Alfonso Cuaron Roma premiere TIFF
Rich Fury/Getty Images

“Each object carries its own story,” says Alfonso Cuaron, looking around a room filled with props from his film “Roma.” “Almost, you could do a whole film based on each object.”

The Mexican-born director of “Gravity” and “Children of Men” says this while sitting on a couch in the TIFF Bell Lightbox, headquarters of the Toronto International Film Festival. A fourth-floor gallery in the Lightbox has been turned into a tribute to Cuaron’s exquisite “Roma,” which is based on memories of his childhood growing up in a suburb of Mexico City. And the objects that surround him, from paintings to record albums to children’s games, are things he remembers from childhood and used in the film.

But he went further than simply filling the frame with his own memories, Cuaron tells TheWrap in an interview that takes place while his film is having its triumphant Toronto premiere a block away.
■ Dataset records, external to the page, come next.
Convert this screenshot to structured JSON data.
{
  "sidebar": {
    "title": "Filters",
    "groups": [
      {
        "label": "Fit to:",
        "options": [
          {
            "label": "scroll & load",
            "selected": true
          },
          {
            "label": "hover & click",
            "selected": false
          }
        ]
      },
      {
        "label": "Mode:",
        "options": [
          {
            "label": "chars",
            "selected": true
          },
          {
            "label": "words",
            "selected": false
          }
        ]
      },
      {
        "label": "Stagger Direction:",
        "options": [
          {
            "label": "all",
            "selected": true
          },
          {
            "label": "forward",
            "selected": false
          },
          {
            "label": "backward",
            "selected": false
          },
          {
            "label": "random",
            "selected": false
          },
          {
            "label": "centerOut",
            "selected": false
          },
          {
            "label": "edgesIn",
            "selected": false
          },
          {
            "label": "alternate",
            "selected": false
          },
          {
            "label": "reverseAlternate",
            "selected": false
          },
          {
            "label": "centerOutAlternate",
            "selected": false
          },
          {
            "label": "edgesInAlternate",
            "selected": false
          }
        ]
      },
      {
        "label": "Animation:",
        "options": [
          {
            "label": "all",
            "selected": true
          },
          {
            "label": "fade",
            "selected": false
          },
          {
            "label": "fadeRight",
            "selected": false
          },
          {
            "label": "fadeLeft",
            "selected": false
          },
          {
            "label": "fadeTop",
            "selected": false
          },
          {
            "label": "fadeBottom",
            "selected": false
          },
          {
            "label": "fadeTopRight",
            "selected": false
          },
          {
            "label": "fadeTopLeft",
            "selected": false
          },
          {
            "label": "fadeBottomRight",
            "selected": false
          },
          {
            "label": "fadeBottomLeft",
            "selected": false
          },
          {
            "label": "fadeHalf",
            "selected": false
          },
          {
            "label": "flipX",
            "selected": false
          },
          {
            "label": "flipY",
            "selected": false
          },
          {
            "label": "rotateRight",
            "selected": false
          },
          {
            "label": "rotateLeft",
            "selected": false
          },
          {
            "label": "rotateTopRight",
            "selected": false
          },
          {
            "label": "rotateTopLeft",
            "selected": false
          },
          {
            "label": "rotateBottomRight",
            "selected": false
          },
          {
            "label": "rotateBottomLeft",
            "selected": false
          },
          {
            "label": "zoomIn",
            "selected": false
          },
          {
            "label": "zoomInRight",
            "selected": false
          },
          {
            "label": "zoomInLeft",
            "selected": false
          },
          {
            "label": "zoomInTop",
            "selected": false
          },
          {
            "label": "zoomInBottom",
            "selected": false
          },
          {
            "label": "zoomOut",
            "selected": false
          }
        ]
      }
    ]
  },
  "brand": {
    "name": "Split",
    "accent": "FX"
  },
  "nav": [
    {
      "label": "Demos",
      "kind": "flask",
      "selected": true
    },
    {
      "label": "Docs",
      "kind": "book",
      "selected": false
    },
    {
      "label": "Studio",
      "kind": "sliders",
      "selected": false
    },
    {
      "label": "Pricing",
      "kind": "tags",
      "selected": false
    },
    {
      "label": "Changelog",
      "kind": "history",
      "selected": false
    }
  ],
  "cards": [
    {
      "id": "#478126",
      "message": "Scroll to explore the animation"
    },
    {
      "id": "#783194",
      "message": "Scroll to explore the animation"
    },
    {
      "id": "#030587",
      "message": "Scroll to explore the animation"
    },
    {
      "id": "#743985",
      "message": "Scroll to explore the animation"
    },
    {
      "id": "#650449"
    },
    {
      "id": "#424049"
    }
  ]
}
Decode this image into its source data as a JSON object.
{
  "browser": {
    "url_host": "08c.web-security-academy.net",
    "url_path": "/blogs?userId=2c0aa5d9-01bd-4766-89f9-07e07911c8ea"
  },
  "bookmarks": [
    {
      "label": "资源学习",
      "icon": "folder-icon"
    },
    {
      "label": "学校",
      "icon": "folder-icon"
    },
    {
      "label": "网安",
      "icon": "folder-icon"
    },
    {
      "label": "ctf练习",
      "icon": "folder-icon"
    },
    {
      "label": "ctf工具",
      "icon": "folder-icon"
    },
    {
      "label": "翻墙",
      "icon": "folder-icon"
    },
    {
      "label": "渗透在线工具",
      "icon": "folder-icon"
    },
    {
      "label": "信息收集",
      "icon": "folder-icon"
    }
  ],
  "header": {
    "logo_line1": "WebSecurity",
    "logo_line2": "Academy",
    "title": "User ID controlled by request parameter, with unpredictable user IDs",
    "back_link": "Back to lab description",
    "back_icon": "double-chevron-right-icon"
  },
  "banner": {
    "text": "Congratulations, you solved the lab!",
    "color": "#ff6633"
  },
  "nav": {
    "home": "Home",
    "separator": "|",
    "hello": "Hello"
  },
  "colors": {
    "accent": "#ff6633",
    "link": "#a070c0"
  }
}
Every set on the film, he says, was filled with the things that really would have been there.

“Every single object was going to be in its place,” he says. “We were filling up the drawers with stuff — even those drawers that were never going to be opened or in any scene. They needed to have that energy.”

And did anybody say to him, “Alfonso, you’re nuts – we’re never going to open the drawer”?

“Pretty much there were a lot of comments,” he admits with a grin. “I know those looks, because I come from a more blue-collar background in film, in which you look at directors and say, ‘Oh, my God, this guy doesn’t know how to make a film.’”

He shrugs. “People would say, ‘It doesn’t matter, you’re never going to open the drawer, what’s the difference?’ But there was a big difference. There is something about the process of trying to portray the real — not trying to be realistic, but trying to get to the essence of the real.”

But with a project so consumed with replicating Cuaron’s own childhood memories, was he confident that “Roma” would connect with viewers who have none of his memories?

“Not at all,” he says. “I just knew that I had to do it.

“This was the historical moment that I can do it. I had the resources after the economic success of ‘Gravity’ – I could raise the money to do things this way. But more important, emotionally I was ready and there was a need. You don’t choose projects, they choose you. And once there was this need of doing this film, you go for it.

“Doing it, I said to people close to me, ‘Look, I have the opportunity of doing this now. I’m not going to question it, but I doubt that this is really going to connect in any way.’”

But the Netflix release “Roma,” a black-and-white gem that is also a love letter to the nanny who helped raise Cuaron and his siblings, and who became part of the family, has connected strongly in its festival premieres. In Venice, it won the Golden Lion as the festival’s best film, before heading to Telluride and Toronto and winning additional raves.

“It has been an amazing surprise to see the reaction that people are having to the film,” Cuaron says. “Yes, critics have been fantastic, but you see people from different cultures that come out crying, they feel so connected.

“Even if the story is about about, yes, my own family in the 1970s in a specific setting in a specific country, it’s about families. It just proves that the human experience is one and the same.”